(ForestFisher) Priority areas for conservation and restoration of Amazonian forest-frugivorous fish interactions and associated fisheries

Tropical forests have frighteningly lost a significant portion of their original vegetation due to human-caused environmental degradation. Yet, tropical forests provide a wide range of human services, such as a massive effect on weather, freshwater supply, food supply, natural hazard control, and society and leisure, having served as a central component of people's well-being on a global and local level.

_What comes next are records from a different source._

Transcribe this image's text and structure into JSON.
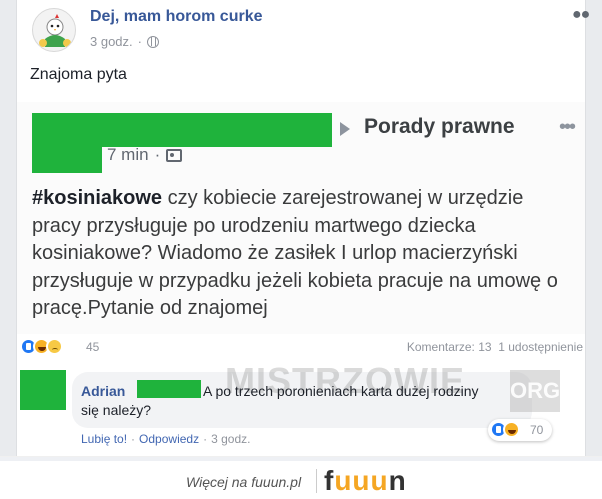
{
  "post": {
    "page_name": "Dej, mam horom curke",
    "time": "3 godz.",
    "time_separator": "·",
    "text": "Znajoma pyta"
  },
  "shared": {
    "group_name": "Porady prawne",
    "time": "7 min",
    "time_separator": "·",
    "hashtag": "#kosiniakowe",
    "question": " czy kobiecie zarejestrowanej w urzędzie pracy przysługuje  po urodzeniu martwego dziecka kosiniakowe? Wiadomo że zasiłek I urlop macierzyński przysługuje w przypadku jeżeli kobieta pracuje  na umowę o pracę.Pytanie od znajomej"
  },
  "stats": {
    "reaction_count": "45",
    "comments": "Komentarze: 13",
    "shares": "1 udostępnienie"
  },
  "comment": {
    "author": "Adrian",
    "text_line1": "A po trzech poronieniach karta dużej rodziny",
    "text_line2": "się należy?",
    "like_label": "Lubię to!",
    "reply_label": "Odpowiedz",
    "time": "3 godz.",
    "separator": "·",
    "reaction_count": "70"
  },
  "watermark": {
    "text": "MISTRZOWIE",
    "suffix": "ORG"
  },
  "footer": {
    "text": "Więcej na fuuun.pl",
    "logo_f": "f",
    "logo_uuu": "uuu",
    "logo_n": "n"
  },
  "colors": {
    "brand_blue": "#385898",
    "redaction_green": "#1fb33c",
    "like_blue": "#2078f4"
  }
}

Among a wide range of ecosystem services, we highlight Amazonian fruit-eating fish due to their ecological and socioeconomic importance. Frugivorous fishes play a crucial role in maintaining forest diversity as seed dispersers and constitute a key source of food and income for traditional, local human populations.

Here, the following research questions will be addressed (Project BiodivRestore-802, 2022-2025):

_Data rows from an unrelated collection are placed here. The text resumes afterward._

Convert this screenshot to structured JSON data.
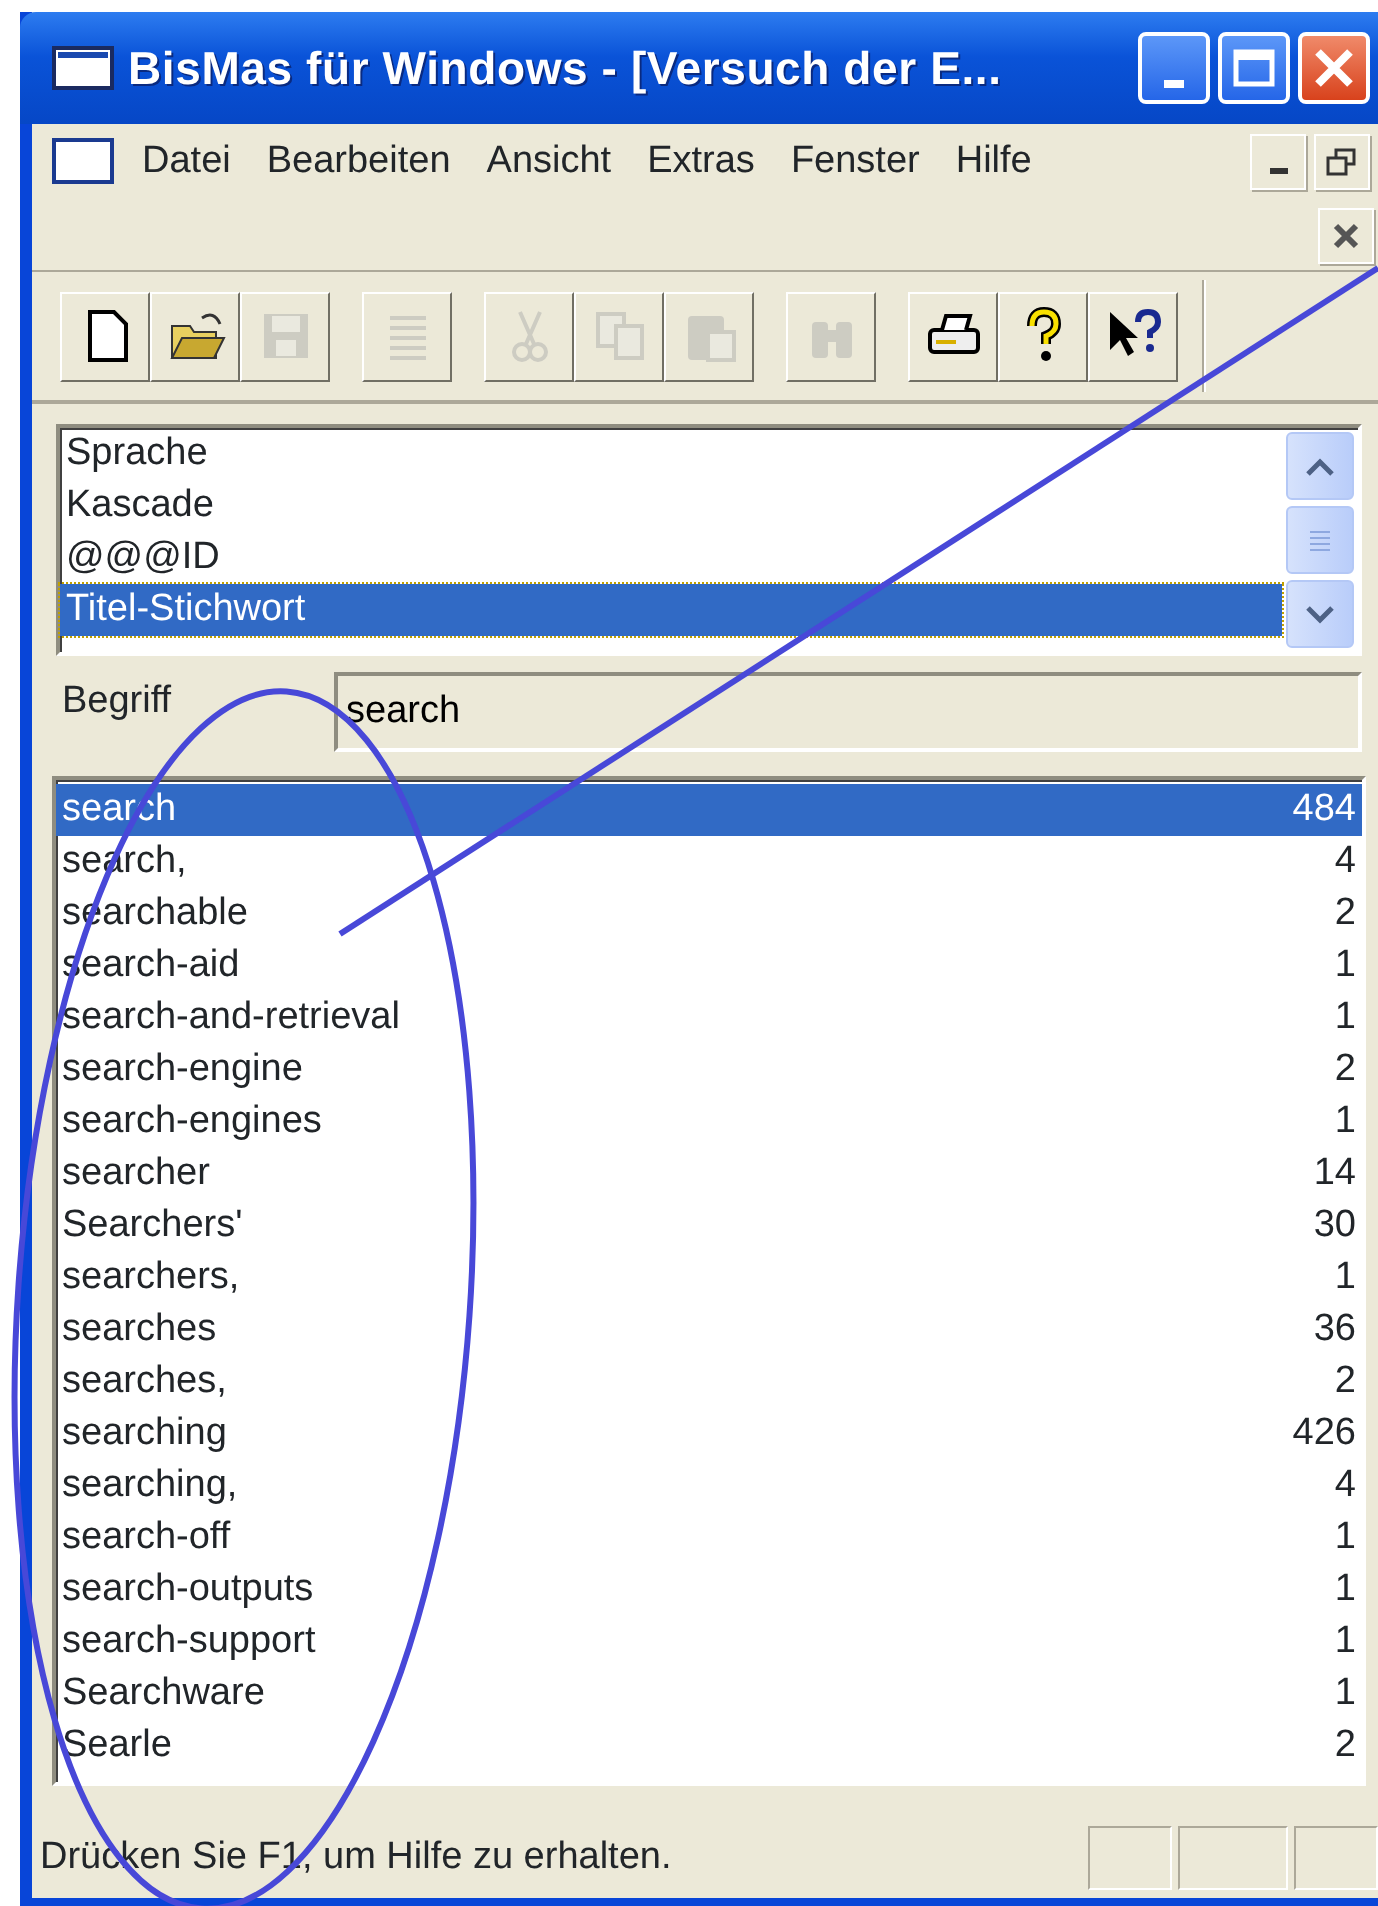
{
  "window": {
    "title": "BisMas für Windows - [Versuch der E..."
  },
  "menu": [
    "Datei",
    "Bearbeiten",
    "Ansicht",
    "Extras",
    "Fenster",
    "Hilfe"
  ],
  "toolbar": [
    {
      "kind": "new",
      "disabled": false
    },
    {
      "kind": "open",
      "disabled": false
    },
    {
      "kind": "save",
      "disabled": true
    },
    {
      "kind": "gap"
    },
    {
      "kind": "lines",
      "disabled": true
    },
    {
      "kind": "gap"
    },
    {
      "kind": "cut",
      "disabled": true
    },
    {
      "kind": "copy",
      "disabled": true
    },
    {
      "kind": "paste",
      "disabled": true
    },
    {
      "kind": "gap"
    },
    {
      "kind": "find",
      "disabled": true
    },
    {
      "kind": "gap"
    },
    {
      "kind": "print",
      "disabled": false
    },
    {
      "kind": "help",
      "disabled": false
    },
    {
      "kind": "context-help",
      "disabled": false
    }
  ],
  "fields": [
    {
      "label": "Sprache",
      "selected": false
    },
    {
      "label": "Kascade",
      "selected": false
    },
    {
      "label": "@@@ID",
      "selected": false
    },
    {
      "label": "Titel-Stichwort",
      "selected": true
    }
  ],
  "term": {
    "label": "Begriff",
    "value": "search"
  },
  "terms": [
    {
      "term": "search",
      "count": "484",
      "selected": true
    },
    {
      "term": "search,",
      "count": "4",
      "selected": false
    },
    {
      "term": "searchable",
      "count": "2",
      "selected": false
    },
    {
      "term": "search-aid",
      "count": "1",
      "selected": false
    },
    {
      "term": "search-and-retrieval",
      "count": "1",
      "selected": false
    },
    {
      "term": "search-engine",
      "count": "2",
      "selected": false
    },
    {
      "term": "search-engines",
      "count": "1",
      "selected": false
    },
    {
      "term": "searcher",
      "count": "14",
      "selected": false
    },
    {
      "term": "Searchers'",
      "count": "30",
      "selected": false
    },
    {
      "term": "searchers,",
      "count": "1",
      "selected": false
    },
    {
      "term": "searches",
      "count": "36",
      "selected": false
    },
    {
      "term": "searches,",
      "count": "2",
      "selected": false
    },
    {
      "term": "searching",
      "count": "426",
      "selected": false
    },
    {
      "term": "searching,",
      "count": "4",
      "selected": false
    },
    {
      "term": "search-off",
      "count": "1",
      "selected": false
    },
    {
      "term": "search-outputs",
      "count": "1",
      "selected": false
    },
    {
      "term": "search-support",
      "count": "1",
      "selected": false
    },
    {
      "term": "Searchware",
      "count": "1",
      "selected": false
    },
    {
      "term": "Searle",
      "count": "2",
      "selected": false
    }
  ],
  "status_bar": {
    "text": "Drücken Sie F1, um Hilfe zu erhalten."
  }
}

  1. How recent land-use changes have affected the frugivorous fish diversity? (WP1).
  2. Will climate, land use, and river fragmentation changes in the Amazon River Basin affect the availability of suitable areas for frugivorous fish species and thereby threaten the ecosystem services these fish populations provide? (WP2 & WP3).
  3. How will climate change-driven shifts in the distribution of frugivorous fish species affect fishing communities and their traditional fishing grounds? (WP4).

One of the main objectives of the ForestFisher project is to assess the impact of deforestation and provide data for spatial prioritization of the Amazonian territory for the maintenance of climatically suitable and conserved forested areas as refuges for frugivorous fish and their related ecosystem services.

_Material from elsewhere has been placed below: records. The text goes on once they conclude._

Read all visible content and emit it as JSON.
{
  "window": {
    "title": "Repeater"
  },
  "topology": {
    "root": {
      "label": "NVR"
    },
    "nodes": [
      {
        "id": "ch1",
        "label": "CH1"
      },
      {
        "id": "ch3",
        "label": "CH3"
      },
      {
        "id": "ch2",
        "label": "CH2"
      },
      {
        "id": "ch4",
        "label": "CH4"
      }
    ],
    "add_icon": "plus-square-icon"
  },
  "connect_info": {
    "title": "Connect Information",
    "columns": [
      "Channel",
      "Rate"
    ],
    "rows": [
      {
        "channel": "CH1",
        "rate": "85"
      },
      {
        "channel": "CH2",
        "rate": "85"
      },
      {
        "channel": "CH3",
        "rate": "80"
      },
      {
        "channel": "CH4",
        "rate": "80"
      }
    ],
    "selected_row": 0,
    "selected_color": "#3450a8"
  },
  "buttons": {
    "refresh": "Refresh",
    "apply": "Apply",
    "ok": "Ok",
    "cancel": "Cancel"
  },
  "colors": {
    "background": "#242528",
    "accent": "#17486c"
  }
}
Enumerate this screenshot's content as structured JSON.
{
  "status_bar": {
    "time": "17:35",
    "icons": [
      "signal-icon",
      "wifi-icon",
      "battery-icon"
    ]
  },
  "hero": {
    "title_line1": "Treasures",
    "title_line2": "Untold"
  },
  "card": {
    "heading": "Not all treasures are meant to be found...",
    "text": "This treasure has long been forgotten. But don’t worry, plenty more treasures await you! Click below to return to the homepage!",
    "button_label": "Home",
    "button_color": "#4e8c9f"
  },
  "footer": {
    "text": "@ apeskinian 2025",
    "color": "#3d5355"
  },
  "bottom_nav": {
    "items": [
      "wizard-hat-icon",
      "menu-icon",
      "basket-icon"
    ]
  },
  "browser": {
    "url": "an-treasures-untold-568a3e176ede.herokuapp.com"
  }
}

Therefore, the first actions of the project focus on assessing the spatial patterns of changes in land use in the Amazon biome on a broad scale, the entire biome, and on a national scale for each country. Therefore, the first results will be presented as a systematic assessment of changes in the landscape at different scales and levels, and it becomes possible to establish concrete international goals to control deforestation in the Amazonian region and guide public policies for land planning and management.